Of course, there are serious enemies of the United States around the world, both in rogue states and in guerilla and terrorist camps, yet the "defensive posture" far outweighs the size and the danger of the threat. It is as if the Washington fear of "attack" the most hateful and demonic thing that can happen to a superpower is underpinning the national security mind-set, and so, in spite of all the talk about progress and hope, and making a more perfect union, the country remains steadfastly mired in the swamp of its own fears.
And of course, that collective, unconscious, national fear is projected onto the White House and its current occupant, as the only person in the country with the power to reverse any sign of action or policy consideration that is not demonstrating the "super-power" capability to intervene and "make things right"...as if the U.S. is responsible for the elimination of all forms of enemy threat.
Super-powers must, according to the archetype...
- never fail,
- never lose,
- never appear to be confused,
- never appear to be unknowing,
- never appear to be undecided or in a quandary,
- never lead from behind
- never resist an opportunity to engage in a fight
- never moderate the application of its hard power assets in support of a collaborative initiative
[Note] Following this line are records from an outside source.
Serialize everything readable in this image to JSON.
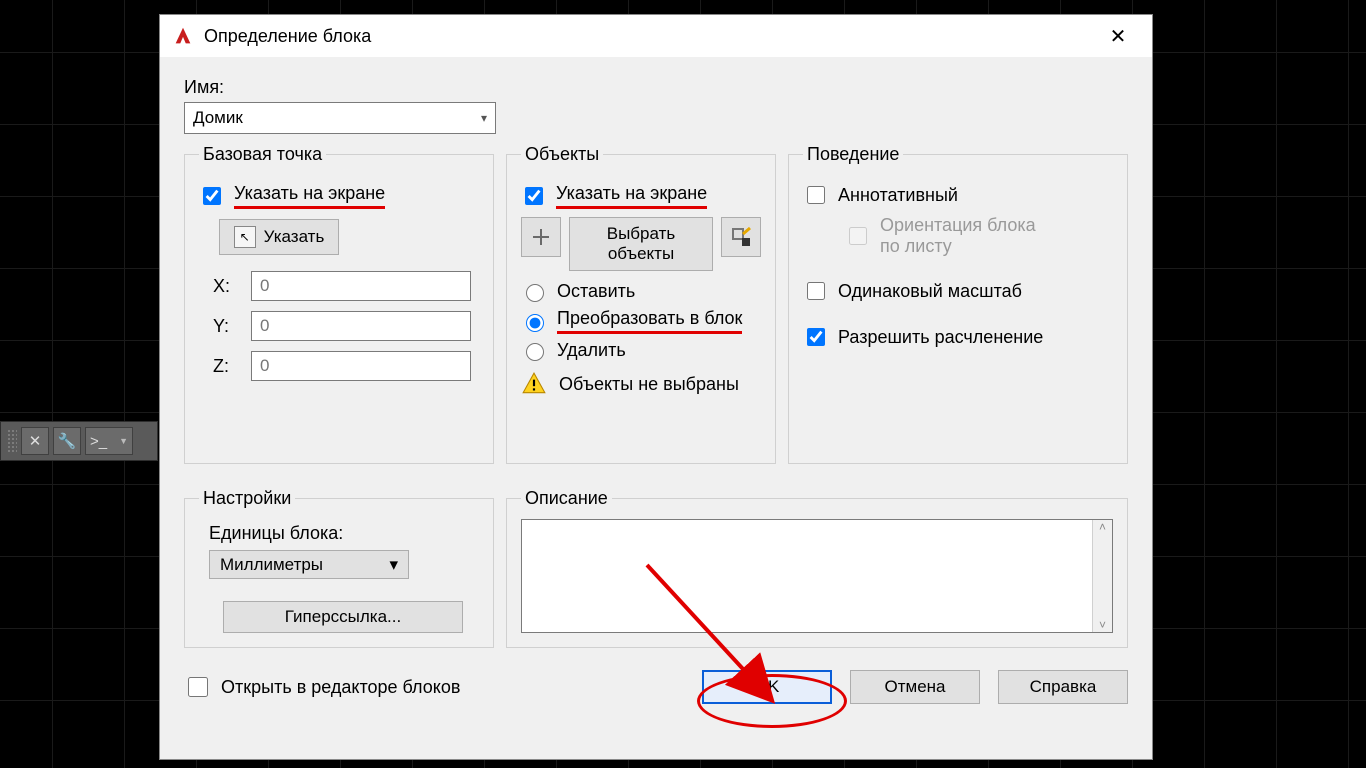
{
  "dialog": {
    "title": "Определение блока",
    "close_glyph": "✕"
  },
  "name": {
    "label": "Имя:",
    "value": "Домик"
  },
  "toolbar": {
    "btn_close": "✕",
    "btn_wrench": "🔧",
    "btn_cmd": ">_"
  },
  "base_point": {
    "legend": "Базовая точка",
    "specify_onscreen": "Указать на экране",
    "specify_onscreen_checked": true,
    "pick_label": "Указать",
    "x_label": "X:",
    "x_val": "0",
    "y_label": "Y:",
    "y_val": "0",
    "z_label": "Z:",
    "z_val": "0"
  },
  "objects": {
    "legend": "Объекты",
    "specify_onscreen": "Указать на экране",
    "specify_onscreen_checked": true,
    "select_label_1": "Выбрать",
    "select_label_2": "объекты",
    "opt_keep": "Оставить",
    "opt_convert": "Преобразовать в блок",
    "opt_delete": "Удалить",
    "selected_option": "convert",
    "warn_text": "Объекты не выбраны"
  },
  "behavior": {
    "legend": "Поведение",
    "annotative": "Аннотативный",
    "annotative_checked": false,
    "orient_label_1": "Ориентация блока",
    "orient_label_2": "по листу",
    "uniform_scale": "Одинаковый масштаб",
    "uniform_scale_checked": false,
    "allow_explode": "Разрешить расчленение",
    "allow_explode_checked": true
  },
  "settings": {
    "legend": "Настройки",
    "units_label": "Единицы блока:",
    "units_value": "Миллиметры",
    "hyperlink_label": "Гиперссылка..."
  },
  "description": {
    "legend": "Описание",
    "value": ""
  },
  "footer": {
    "open_editor": "Открыть в редакторе блоков",
    "open_editor_checked": false,
    "ok": "OK",
    "cancel": "Отмена",
    "help": "Справка"
  }
}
- never resist the call to arms that will always come from the right as the strategic metaphor for all political, ideological, including all foreign conflicts
In fact, however, it is not only the U.S. but also the whole world that does not know what to do about the current civil strife in the Middle East, in Syria, in Libya, in Iraq, in Yemen, in Egypt, and even in Afghanistan, as well as in the Central African Republic, in Somalia, in Mali, in Nigeria, and in who knows what other hot spots that will inevitably emerge over the coming months. In fact, demonstrating moderation, restraint, collaboration and even a level of maturity and balance, while at the same time resisting "jumping into the arms of the military strategists"* is a balancing act worthy of a tight-rope walker, without a net while the world watches and fires at you...and yet that is what Obama has been attempting to do. And if and when he errs on the side of the political, as compared with the strategic, as he most certainly will do, then there will be those, worthy of being considered, who will try to bring his focus back onto the strategic.
Soft power, and moderated, collaborated and restrained hard power, it would seem, are both necessary and at odds with the American national character. Clearly, confusion and uncertainty and ambiguity are words that do not belong in the American lexicon, especially on foreign affairs and potential threats to U.S. national interests around the world. Obama, while schooled in international relations as well as 'the law' and bringing, as he does, a generous heart and spirit to the Oval Office, may now face the greatest challenge of his presidency...attempting to navigate a course through wild and unpredictable (political, economic, religious, ethnic as well as climate) upheavals, hurricanes, storms and threats, while attempting to keep the political dogs suffering from distemper at bay on the home front.
And as he valiantly tries to preserve his own equanimity, he would do well to read, reflect upon and even discuss with the author, the prescription offered in a recent column by the respected Washington Post columnist, David Ignatius:
The reality is that Obama needs to own his foreign policy. He needs to be more strategic and less political. He needs to set a vision and articulate it to allies and adversaries. His national security adviser needs to help him focus and communicate policy decisions.
(David Ignatius, Only Obama can fix his broken foreign policy, in Washington Post, January 10, 2014)
*Remember Kennedy's mistake in trusting the military in the Bay of Pigs. It still hangs like a cloud over the relationship between the White House and the Pentagon.